Data records for software interfaces:
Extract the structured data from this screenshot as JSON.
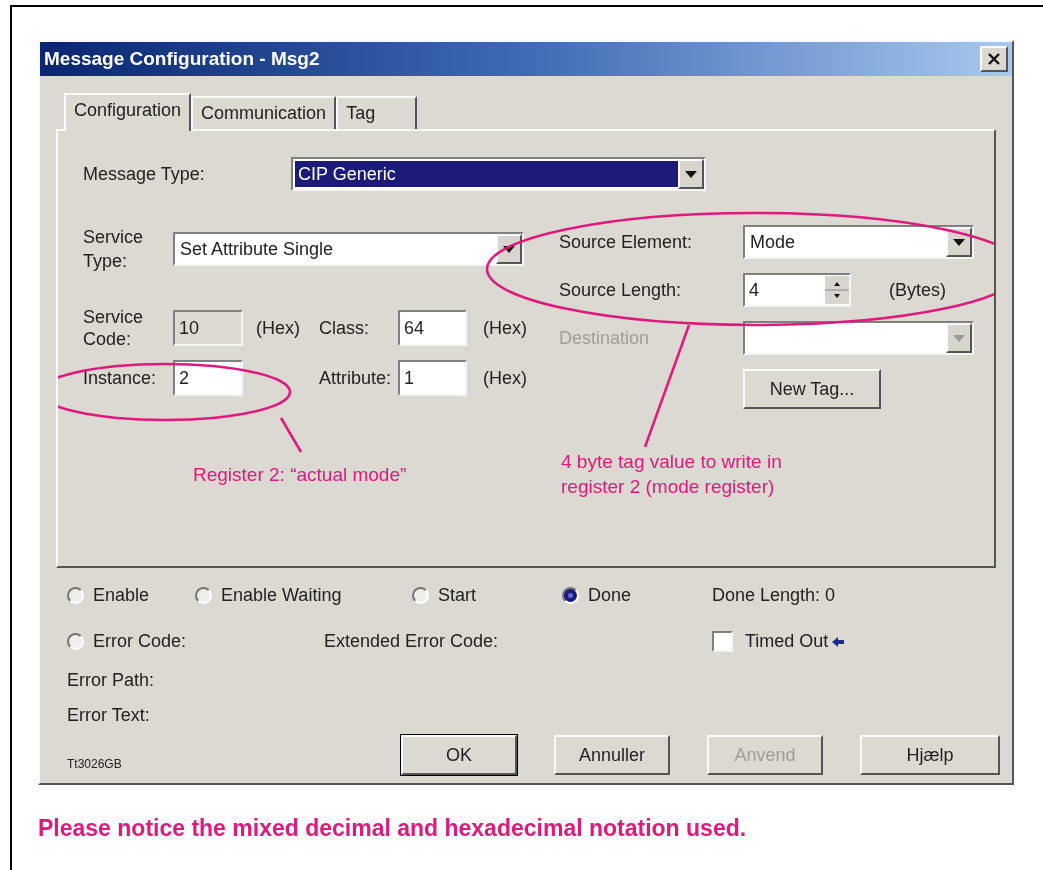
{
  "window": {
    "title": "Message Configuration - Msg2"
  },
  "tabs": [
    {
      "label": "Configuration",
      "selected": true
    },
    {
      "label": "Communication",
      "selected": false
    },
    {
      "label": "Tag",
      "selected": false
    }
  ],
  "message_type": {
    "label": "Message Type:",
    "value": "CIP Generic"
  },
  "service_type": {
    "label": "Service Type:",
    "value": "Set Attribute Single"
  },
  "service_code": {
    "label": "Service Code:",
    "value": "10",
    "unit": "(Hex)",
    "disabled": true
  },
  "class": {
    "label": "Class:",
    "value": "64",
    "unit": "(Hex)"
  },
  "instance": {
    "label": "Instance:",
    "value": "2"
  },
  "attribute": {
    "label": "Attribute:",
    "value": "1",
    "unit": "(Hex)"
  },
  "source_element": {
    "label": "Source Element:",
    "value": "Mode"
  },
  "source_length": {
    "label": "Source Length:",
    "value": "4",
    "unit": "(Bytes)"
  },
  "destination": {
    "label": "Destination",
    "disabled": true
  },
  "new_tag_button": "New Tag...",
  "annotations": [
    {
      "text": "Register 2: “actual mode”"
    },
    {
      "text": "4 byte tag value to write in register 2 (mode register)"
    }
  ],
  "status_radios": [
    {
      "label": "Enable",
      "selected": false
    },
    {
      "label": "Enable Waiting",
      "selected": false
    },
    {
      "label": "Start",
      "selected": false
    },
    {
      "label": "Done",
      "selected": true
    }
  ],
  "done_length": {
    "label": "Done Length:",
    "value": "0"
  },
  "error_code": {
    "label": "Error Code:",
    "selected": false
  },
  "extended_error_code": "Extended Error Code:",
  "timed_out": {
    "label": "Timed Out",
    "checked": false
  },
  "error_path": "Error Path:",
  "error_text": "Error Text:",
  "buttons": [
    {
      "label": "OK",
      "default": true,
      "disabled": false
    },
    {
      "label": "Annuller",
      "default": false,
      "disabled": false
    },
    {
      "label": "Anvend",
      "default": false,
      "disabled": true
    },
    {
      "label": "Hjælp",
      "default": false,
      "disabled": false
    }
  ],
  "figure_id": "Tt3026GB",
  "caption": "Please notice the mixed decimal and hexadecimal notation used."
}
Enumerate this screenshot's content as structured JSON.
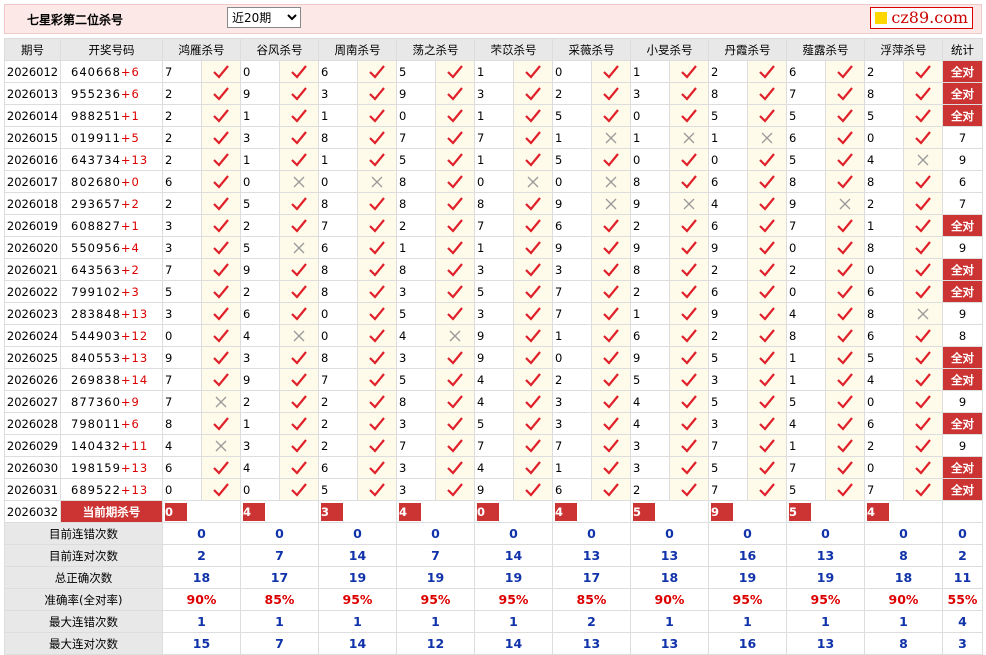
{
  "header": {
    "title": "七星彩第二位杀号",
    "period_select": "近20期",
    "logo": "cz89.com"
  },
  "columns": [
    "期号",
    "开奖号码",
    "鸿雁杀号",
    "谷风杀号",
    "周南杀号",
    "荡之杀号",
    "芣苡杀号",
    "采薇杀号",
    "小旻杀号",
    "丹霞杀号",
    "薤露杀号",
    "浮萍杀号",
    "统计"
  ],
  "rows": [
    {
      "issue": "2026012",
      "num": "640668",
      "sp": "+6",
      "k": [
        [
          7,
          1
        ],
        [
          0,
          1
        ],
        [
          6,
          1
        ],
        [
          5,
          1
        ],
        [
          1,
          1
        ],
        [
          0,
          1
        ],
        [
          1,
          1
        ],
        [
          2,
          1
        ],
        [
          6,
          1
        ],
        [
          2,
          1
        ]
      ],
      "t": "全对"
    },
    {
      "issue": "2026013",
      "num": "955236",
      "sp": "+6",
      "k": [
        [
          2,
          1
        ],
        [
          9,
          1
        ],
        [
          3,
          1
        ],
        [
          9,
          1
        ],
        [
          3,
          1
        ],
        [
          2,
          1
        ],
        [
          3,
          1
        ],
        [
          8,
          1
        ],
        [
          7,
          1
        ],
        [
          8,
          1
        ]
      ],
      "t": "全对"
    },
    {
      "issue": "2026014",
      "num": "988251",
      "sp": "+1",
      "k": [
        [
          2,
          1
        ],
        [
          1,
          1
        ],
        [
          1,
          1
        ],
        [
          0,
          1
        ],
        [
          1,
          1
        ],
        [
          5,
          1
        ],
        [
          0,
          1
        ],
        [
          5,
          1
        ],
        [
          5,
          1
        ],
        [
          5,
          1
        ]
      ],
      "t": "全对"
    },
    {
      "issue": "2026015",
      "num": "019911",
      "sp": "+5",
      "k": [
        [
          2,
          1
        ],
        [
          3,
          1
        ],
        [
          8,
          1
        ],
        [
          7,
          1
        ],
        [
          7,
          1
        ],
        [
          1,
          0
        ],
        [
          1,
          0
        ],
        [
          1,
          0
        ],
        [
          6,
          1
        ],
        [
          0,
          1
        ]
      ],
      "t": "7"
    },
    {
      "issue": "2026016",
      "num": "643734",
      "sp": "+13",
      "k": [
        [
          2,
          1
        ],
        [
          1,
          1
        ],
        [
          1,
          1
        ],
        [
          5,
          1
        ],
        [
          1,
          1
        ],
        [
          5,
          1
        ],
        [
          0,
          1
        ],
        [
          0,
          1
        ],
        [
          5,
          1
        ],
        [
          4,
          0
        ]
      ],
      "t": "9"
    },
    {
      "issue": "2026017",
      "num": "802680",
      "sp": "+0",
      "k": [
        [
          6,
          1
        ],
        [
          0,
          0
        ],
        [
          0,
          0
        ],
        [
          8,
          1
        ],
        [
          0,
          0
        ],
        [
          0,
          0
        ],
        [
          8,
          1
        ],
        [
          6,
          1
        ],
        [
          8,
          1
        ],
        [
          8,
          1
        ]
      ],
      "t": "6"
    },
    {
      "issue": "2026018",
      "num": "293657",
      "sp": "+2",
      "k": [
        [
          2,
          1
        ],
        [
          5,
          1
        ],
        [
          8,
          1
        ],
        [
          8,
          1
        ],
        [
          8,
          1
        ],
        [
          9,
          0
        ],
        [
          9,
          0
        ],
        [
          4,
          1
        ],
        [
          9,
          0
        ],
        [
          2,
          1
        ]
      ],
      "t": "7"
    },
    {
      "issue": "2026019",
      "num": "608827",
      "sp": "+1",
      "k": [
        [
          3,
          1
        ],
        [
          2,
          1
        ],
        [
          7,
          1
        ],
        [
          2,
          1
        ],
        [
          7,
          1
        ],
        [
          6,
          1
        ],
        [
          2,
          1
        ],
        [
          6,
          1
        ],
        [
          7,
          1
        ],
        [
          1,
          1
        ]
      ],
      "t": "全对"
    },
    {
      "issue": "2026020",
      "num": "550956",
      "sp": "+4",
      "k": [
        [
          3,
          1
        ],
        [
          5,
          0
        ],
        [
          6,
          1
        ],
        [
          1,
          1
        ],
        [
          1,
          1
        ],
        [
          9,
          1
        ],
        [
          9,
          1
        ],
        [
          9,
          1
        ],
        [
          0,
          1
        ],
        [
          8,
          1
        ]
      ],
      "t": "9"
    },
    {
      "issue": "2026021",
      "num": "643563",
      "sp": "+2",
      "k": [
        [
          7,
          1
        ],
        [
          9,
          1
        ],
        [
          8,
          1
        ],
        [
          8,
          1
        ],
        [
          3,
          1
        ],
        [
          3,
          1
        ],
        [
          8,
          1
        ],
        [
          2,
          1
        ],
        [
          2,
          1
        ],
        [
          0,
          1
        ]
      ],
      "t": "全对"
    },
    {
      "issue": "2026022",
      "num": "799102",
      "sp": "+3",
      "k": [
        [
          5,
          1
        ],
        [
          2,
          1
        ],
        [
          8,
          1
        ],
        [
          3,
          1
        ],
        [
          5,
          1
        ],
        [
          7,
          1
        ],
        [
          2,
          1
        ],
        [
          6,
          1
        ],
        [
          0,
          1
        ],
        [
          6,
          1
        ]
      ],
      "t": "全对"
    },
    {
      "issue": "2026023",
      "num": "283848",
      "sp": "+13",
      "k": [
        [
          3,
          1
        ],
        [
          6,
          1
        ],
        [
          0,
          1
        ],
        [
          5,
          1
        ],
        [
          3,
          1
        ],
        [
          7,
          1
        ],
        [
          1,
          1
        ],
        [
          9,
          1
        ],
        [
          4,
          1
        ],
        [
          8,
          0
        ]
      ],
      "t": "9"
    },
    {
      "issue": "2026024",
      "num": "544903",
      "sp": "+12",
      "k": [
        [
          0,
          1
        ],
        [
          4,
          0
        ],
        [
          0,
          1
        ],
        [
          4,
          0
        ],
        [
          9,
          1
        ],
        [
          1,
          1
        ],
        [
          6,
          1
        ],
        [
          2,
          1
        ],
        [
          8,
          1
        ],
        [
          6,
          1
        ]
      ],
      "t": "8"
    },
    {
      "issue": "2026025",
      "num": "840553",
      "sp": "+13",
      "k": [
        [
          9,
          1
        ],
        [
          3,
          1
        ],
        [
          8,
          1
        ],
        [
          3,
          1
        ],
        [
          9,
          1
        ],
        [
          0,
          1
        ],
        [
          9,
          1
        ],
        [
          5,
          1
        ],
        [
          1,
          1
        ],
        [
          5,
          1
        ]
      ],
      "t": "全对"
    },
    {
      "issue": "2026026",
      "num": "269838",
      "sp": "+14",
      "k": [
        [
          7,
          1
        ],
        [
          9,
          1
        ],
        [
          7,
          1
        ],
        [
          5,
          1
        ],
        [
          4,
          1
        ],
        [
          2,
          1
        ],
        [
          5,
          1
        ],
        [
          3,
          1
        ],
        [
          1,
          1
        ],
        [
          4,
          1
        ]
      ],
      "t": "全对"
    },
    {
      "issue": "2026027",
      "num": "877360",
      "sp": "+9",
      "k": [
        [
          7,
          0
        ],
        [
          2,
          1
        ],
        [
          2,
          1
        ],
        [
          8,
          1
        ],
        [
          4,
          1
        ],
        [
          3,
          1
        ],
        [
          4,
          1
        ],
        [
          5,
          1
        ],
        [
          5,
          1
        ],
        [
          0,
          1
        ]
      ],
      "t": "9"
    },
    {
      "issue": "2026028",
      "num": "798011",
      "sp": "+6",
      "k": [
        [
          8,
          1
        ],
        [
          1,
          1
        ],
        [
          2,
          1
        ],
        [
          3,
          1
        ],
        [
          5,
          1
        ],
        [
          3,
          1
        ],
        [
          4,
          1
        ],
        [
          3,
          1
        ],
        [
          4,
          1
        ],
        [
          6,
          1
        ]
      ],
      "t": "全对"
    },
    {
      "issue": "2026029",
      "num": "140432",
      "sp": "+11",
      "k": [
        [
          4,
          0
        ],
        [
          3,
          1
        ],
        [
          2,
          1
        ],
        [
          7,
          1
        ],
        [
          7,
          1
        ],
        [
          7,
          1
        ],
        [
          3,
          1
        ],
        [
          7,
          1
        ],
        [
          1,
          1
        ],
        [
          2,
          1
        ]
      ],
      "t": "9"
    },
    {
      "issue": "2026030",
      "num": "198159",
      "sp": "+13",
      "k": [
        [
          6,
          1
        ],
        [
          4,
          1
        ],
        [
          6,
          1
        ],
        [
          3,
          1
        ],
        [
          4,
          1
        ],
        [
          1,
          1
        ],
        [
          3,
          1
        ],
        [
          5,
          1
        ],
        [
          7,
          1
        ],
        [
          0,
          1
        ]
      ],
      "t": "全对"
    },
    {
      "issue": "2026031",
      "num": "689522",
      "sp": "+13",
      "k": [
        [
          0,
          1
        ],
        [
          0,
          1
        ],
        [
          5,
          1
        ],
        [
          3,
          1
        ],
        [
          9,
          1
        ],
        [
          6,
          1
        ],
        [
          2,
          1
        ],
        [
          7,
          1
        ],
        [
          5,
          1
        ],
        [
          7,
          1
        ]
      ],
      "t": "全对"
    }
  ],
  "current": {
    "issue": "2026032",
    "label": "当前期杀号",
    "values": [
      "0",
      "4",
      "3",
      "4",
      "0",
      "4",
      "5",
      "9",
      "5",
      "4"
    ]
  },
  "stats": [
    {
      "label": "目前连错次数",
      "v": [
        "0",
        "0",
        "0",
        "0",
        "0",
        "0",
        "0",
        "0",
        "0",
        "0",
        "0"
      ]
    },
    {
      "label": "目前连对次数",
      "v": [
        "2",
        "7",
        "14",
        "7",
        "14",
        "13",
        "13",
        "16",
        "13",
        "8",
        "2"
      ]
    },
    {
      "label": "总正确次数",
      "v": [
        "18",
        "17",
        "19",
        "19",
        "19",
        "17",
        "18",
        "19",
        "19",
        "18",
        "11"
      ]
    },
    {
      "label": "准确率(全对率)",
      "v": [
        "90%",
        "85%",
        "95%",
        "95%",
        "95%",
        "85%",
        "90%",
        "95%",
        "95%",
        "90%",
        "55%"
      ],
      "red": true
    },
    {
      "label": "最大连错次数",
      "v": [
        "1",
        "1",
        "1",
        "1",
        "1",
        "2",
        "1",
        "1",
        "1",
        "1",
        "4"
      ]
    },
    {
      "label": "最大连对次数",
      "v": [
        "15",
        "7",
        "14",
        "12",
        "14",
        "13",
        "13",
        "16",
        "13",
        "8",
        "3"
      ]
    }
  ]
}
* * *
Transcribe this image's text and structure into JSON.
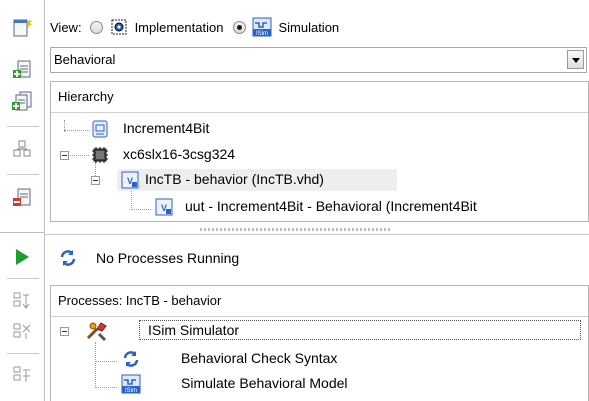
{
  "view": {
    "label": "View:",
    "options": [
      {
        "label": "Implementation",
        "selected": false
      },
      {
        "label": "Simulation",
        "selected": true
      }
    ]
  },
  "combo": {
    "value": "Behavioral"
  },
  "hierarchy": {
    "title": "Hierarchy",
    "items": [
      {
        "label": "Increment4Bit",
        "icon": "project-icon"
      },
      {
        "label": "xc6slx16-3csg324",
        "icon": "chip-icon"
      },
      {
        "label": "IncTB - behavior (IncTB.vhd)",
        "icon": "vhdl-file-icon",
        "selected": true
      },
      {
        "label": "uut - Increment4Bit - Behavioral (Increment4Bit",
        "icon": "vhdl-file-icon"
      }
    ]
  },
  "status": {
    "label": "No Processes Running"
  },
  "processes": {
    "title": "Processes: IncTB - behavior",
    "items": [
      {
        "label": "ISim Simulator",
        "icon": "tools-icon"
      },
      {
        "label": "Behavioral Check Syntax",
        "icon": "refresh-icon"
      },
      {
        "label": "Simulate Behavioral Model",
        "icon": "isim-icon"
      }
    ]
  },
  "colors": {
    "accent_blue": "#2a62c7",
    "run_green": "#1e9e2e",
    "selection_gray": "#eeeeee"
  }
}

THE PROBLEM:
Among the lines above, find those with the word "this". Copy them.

ANSWER TO THE EXERCISE:
Extract the structured data from this screenshot as JSON.
Enumerate this screenshot's content as structured JSON.
Transcribe this image's text and structure into JSON.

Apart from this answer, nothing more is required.